Since the coup, all non state-owned daily newspapers have stopped publishing and online news sites have come under severe pressure.
Five popular independent news services had their operating licenses revoked in early March and were told to stop publishing and broadcasting on all platforms, but mostly defied the orders. Other agencies have been sued over their coverage.
About 30 journalists arrested since the coup remain detained. Roughly half of them have been charged with violating a law covering circulation of information that could hurt national security or disturb public order. The offense is punishable by up to three years in prison.
In an open letter on Tuesday to Myanmar’s military government, the New York-based Committee to Protect Journalists called for the immediate and unconditional release of all journalists detained in the aftermath of your February 1 suspension of democracy and imposition of emergency rule.
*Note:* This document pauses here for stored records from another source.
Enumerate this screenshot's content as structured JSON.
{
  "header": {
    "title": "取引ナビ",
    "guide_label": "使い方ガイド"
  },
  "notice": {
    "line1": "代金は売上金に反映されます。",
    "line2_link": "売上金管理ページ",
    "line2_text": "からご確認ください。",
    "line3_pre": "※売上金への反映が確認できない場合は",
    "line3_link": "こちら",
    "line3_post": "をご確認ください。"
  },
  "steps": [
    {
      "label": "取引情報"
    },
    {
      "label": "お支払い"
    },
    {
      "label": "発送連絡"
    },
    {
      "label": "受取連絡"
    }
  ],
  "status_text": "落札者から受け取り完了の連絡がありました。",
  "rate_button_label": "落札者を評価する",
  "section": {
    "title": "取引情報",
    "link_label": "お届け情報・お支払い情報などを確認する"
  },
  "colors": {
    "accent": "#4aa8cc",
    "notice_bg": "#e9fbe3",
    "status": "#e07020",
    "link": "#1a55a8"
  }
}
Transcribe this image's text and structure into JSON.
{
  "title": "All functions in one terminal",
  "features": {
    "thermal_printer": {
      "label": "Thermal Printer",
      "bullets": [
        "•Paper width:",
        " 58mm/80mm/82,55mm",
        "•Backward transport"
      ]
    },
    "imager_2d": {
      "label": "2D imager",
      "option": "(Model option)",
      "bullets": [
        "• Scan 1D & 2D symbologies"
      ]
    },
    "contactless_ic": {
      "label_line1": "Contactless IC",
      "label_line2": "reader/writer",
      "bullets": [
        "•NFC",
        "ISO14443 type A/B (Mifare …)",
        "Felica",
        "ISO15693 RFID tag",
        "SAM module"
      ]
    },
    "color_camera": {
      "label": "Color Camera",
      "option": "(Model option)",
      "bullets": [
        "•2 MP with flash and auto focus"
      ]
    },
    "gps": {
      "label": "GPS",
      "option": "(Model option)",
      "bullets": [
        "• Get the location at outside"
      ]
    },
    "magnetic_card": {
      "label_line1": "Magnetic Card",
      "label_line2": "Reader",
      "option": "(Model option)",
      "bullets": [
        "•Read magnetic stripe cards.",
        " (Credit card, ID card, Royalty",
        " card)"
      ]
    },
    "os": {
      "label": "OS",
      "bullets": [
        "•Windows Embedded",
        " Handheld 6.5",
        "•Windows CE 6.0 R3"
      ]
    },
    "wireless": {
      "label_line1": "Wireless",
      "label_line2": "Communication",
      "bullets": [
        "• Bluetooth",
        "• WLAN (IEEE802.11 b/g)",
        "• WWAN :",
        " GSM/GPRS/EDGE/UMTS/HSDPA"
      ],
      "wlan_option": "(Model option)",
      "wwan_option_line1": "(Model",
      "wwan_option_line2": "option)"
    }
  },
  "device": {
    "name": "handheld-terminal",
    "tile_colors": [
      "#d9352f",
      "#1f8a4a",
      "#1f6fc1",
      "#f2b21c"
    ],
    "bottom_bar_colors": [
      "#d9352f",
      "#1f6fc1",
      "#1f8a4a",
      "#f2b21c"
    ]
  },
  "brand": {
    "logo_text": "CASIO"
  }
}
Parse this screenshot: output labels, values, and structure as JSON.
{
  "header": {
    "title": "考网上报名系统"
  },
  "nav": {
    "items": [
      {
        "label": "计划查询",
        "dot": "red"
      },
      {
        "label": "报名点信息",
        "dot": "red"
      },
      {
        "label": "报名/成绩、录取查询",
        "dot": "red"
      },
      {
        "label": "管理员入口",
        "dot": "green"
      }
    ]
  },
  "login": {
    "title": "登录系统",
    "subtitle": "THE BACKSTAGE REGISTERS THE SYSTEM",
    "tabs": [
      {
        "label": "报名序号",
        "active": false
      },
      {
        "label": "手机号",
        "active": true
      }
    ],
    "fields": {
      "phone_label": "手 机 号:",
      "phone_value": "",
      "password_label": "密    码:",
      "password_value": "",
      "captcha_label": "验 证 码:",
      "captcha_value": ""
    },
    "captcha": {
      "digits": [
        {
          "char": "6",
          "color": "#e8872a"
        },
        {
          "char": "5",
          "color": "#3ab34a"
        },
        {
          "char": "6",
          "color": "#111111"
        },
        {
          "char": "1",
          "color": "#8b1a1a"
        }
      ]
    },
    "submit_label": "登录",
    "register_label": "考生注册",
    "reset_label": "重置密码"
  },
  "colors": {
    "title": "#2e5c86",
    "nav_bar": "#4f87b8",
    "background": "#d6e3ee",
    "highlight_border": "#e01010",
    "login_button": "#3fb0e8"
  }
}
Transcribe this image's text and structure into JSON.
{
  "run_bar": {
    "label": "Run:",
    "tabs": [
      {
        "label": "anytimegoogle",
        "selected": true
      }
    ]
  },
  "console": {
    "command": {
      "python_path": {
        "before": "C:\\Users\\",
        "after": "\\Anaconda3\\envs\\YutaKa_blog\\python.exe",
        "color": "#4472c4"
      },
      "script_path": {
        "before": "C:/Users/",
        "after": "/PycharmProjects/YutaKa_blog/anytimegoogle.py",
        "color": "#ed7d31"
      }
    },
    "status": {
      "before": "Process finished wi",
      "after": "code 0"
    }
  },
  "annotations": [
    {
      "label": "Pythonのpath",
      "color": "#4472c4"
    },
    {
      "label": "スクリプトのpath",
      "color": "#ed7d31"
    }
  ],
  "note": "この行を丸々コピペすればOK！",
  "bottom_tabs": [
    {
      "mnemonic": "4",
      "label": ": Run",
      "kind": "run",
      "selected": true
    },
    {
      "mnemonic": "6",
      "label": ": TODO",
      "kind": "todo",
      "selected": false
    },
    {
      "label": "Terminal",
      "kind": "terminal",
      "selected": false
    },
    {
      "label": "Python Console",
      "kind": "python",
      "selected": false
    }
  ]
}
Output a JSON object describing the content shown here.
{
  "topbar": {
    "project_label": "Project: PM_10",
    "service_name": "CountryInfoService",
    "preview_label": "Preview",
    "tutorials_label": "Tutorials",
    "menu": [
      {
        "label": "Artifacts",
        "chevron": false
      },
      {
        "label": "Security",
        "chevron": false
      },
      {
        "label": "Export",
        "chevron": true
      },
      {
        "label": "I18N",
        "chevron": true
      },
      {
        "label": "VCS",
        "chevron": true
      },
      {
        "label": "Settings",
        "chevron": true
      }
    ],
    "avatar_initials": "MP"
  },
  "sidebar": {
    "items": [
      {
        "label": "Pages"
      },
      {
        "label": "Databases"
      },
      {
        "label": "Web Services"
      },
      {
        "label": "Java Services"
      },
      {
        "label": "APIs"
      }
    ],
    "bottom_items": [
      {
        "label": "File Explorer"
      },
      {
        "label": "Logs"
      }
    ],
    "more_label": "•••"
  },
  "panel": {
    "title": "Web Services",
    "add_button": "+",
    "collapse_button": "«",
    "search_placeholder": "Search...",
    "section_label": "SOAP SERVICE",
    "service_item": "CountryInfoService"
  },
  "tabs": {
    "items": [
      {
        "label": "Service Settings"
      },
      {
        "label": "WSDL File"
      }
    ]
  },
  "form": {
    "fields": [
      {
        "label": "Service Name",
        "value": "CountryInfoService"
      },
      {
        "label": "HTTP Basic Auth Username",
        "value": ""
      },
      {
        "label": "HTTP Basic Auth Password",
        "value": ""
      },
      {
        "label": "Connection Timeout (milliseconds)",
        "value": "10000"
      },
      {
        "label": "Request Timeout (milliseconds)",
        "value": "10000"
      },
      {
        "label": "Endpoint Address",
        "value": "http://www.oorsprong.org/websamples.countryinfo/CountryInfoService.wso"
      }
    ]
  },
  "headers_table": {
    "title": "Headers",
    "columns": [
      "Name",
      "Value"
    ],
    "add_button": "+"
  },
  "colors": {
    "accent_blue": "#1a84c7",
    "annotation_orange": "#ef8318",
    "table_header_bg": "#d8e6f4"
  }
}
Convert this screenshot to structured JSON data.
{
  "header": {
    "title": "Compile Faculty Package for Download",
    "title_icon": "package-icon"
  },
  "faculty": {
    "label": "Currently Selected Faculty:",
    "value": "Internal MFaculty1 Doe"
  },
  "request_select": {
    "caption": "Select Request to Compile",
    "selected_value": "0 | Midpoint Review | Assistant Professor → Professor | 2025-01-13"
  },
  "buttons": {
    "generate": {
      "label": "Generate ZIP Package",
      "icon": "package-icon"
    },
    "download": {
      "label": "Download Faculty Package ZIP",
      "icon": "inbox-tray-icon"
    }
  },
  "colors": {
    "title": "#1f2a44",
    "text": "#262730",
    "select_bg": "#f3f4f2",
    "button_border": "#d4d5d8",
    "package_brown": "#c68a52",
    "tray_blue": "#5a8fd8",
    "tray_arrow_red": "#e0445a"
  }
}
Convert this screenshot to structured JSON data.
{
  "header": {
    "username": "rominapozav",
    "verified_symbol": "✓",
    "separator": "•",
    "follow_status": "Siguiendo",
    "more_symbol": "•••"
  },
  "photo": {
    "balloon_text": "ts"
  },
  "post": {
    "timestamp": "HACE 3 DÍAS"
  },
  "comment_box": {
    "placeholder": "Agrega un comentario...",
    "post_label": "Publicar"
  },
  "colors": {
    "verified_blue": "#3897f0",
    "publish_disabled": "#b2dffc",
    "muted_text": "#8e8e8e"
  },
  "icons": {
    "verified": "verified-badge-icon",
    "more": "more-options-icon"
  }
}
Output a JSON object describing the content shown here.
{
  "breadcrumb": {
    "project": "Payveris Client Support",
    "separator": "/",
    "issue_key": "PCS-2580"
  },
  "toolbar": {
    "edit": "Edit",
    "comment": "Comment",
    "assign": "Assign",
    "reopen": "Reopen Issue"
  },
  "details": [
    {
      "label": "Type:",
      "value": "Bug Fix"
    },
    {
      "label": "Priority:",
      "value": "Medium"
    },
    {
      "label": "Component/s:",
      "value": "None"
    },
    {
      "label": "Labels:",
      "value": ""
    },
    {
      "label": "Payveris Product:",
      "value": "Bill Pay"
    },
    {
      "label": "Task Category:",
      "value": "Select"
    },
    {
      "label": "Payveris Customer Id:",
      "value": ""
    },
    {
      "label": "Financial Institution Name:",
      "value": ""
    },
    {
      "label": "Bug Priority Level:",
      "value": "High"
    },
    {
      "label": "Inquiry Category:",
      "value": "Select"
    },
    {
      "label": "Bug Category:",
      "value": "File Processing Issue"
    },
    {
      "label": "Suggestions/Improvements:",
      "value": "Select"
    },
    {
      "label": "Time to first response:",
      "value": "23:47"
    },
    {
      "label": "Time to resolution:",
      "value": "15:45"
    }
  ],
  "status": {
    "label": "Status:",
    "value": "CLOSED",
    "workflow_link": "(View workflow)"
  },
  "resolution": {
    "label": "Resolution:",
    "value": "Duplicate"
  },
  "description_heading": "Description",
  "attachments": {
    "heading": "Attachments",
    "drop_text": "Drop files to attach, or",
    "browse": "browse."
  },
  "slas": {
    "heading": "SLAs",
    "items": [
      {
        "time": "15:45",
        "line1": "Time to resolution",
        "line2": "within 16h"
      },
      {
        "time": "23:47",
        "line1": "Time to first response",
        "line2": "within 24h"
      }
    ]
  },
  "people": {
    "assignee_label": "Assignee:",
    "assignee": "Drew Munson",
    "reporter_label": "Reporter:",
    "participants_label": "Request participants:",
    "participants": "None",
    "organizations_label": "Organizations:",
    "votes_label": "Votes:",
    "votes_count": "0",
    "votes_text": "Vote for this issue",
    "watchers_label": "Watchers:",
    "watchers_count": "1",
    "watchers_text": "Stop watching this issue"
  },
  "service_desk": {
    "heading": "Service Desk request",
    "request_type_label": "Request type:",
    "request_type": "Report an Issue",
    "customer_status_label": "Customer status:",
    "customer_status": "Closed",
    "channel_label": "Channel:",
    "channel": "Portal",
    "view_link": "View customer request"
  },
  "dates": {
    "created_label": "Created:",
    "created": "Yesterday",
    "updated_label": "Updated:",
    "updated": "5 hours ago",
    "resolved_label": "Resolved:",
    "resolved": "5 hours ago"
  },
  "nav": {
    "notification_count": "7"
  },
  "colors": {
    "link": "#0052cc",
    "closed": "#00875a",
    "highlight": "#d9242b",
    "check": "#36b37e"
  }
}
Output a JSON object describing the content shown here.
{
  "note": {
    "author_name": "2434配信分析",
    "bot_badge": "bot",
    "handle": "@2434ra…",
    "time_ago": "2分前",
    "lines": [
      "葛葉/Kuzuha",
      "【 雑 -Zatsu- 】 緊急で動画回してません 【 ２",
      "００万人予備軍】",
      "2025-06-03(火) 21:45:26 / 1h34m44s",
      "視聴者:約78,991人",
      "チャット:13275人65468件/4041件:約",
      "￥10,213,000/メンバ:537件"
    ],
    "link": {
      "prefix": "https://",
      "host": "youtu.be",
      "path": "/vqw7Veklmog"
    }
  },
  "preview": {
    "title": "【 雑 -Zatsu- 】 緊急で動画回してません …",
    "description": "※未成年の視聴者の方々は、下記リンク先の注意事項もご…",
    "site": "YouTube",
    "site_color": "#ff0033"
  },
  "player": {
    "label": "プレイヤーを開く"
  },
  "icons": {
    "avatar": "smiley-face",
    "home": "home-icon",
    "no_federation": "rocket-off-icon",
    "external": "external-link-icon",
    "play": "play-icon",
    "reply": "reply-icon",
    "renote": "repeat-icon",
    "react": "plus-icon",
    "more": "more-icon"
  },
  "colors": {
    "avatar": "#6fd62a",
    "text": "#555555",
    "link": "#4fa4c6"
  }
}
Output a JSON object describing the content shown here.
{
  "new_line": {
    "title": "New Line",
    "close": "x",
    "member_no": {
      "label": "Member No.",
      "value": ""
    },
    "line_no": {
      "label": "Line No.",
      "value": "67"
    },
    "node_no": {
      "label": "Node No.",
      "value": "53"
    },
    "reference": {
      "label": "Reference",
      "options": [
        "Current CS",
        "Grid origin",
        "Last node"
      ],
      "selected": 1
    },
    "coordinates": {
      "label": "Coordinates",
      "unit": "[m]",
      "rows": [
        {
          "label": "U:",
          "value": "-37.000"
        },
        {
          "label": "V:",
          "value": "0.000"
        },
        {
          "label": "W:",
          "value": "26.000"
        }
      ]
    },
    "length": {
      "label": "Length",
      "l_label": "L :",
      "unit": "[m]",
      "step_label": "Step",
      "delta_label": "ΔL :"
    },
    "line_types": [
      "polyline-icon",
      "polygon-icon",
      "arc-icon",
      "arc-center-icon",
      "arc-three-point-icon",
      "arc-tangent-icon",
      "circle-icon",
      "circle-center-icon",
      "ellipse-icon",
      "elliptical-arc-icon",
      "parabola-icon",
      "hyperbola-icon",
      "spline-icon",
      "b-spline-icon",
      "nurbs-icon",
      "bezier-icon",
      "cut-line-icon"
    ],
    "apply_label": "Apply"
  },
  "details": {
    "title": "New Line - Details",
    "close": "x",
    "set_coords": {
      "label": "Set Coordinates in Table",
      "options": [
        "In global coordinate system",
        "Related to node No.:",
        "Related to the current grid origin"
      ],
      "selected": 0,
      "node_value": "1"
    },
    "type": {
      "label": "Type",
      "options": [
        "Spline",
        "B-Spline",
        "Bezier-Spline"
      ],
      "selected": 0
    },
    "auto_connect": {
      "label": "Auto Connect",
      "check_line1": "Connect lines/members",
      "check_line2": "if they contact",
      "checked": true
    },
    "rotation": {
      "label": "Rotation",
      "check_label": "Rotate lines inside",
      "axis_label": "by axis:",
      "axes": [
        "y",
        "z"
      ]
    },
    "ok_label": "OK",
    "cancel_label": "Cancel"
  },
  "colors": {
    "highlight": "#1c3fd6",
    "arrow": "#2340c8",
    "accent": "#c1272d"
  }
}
The group said that since the military’s takeover, press freedom conditions have rapidly and drastically deteriorated in your country. News reports indicate journalists have been beaten, shot and injured by live bullets and arbitrarily arrested and charged by security forces while merely doing their jobs of covering the demonstrations and your regime’s retaliatory clampdown.
Thursday’s protests included ones in Launglone township, in the south of the country, where villagers sang songs and lit candles before dawn and then marched down rural roads, and in the city of Dawei, also in the south, where engineers, teachers, students and others joined in their latest demonstration.
Despite eight killings in Dawei by security forces, opponents of the junta have continued to protest on the streets, avoiding confrontations by varying the starting times and breaking into smaller groups.
On Wednesday, security forces stormed the town of Kalay in northwestern Myanmar where some residents had used homemade hunting rifles to form a self-defense force. Security forces killed at least 11 civilians and injured many others, local news reports said.
The state-owned Global New Light of Myanmar newspaper reported Thursday that 18 people described as rioters with homemade weapons had been arrested but said nothing about civilian casualties.
UK condemns bullying’ as Myanmar ambassador locked out of embassy
The UK government on Thursday condemned the bullying actions of the Myanmar military junta after the country’s ambassador, Kyaw Zwar Minn, was refused entry to his own embassy in London and had to spend the night in his car.
Zwar Minn has been critical of the junta’s coup in Myanmar, which have sparked widespread protests and clashes in the region since February, and called for Myanmar’s ousted leader Aung San Suu Kyi to be released.
He was forced to spend Wednesday night in his car after he was dismissed as the country’s representative and staff were asked to leave the building by Myanmar’s military attache.
We condemn the bullying actions of the Myanmar military regime in London yesterday, and I pay tribute to Kyaw Zwar Minn for his courage, said UK Foreign Secretary Dominic Raab.
The UK continues to call for an end to the coup and the appalling violence, and a swift restoration of democracy, he said.
Police were reportedly called to stop staff re-entering the building and protesters gathered outside after news spread that the ambassador had been locked out.
The UK Foreign Office has received notification that it “must accept the decision taken by the Myanmar government”.
Myanmar’s military seized power on February 1 after overthrowing the government and declared a state of emergency. Days later, a protest brought thousands of people on to the streets in protest.

Last week, former elected leader Aung San Suu Kyi was charged with breaking a colonial-era official secrets act, which carries a 14-year prison term. (AP/PTI)

error: